- 2 8-ounce lobster tails
- 2 tablespoons unsalted butter
- ½ teaspoon finely minced garlic
- Kosher salt (to taste)
- Preheat the broiler, and place the rack about 6 inches away from the heat source. Using kitchen scissors, cut the top of the shell down the middle and spread open the shell a bit to expose the meat (this might be easy or hard, depending on how attached the meat is to the shell — it’s all fine).
- In a small bowl, melt the butter with the garlic and salt. Brush the tops of the lobster tails with the butter mixture. Broil for about 6 minutes until the meat is firm and opaque (white), and an instant-read thermometer registers 140 F in the center of the tail.
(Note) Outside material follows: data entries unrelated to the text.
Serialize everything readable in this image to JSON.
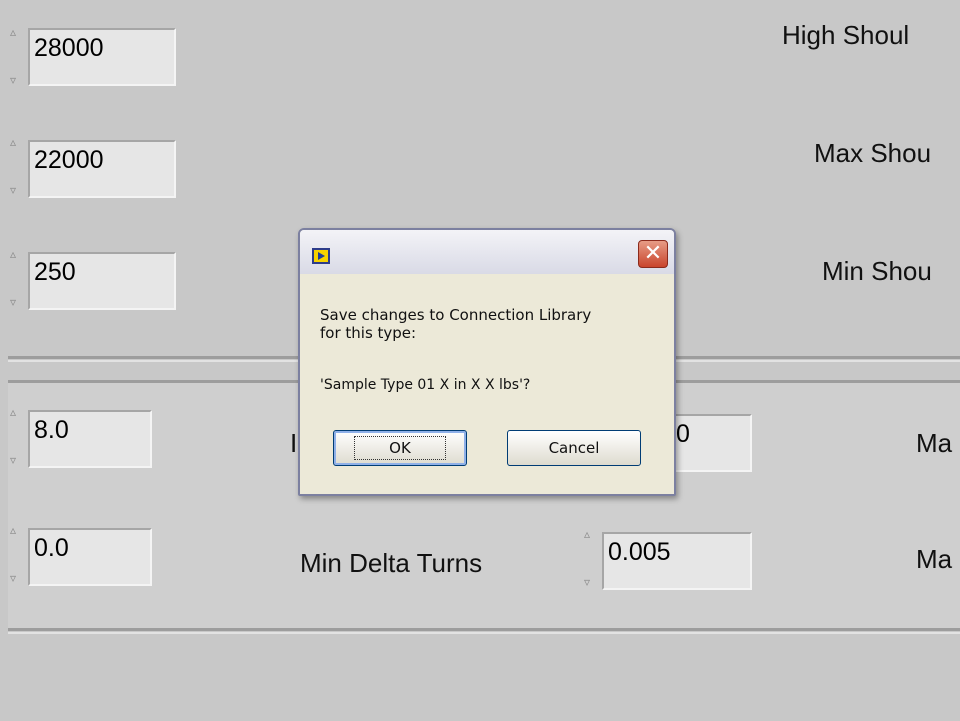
{
  "fields": {
    "high_shoulder_value": "28000",
    "max_shoulder_value": "22000",
    "min_shoulder_value": "250",
    "row4_left_value": "8.0",
    "row4_mid_value": "0",
    "row5_left_value": "0.0",
    "min_delta_turns_value": "0.005"
  },
  "labels": {
    "high_shoulder": "High Shoul",
    "max_shoulder": "Max Shou",
    "min_shoulder": "Min Shou",
    "row4_left_partial": "I",
    "row4_right": "Ma",
    "min_delta_turns": "Min Delta Turns",
    "row5_right": "Ma"
  },
  "icons": {
    "spin_up": "▵",
    "spin_down": "▿"
  },
  "dialog": {
    "close_symbol": "✕",
    "message_line1": "Save changes to Connection Library",
    "message_line2": "for this type:",
    "message_line3": "'Sample Type 01 X in X X lbs'?",
    "ok_label": "OK",
    "cancel_label": "Cancel"
  }
}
Nutrition information is automatically calculated, so should only be used as an approximation.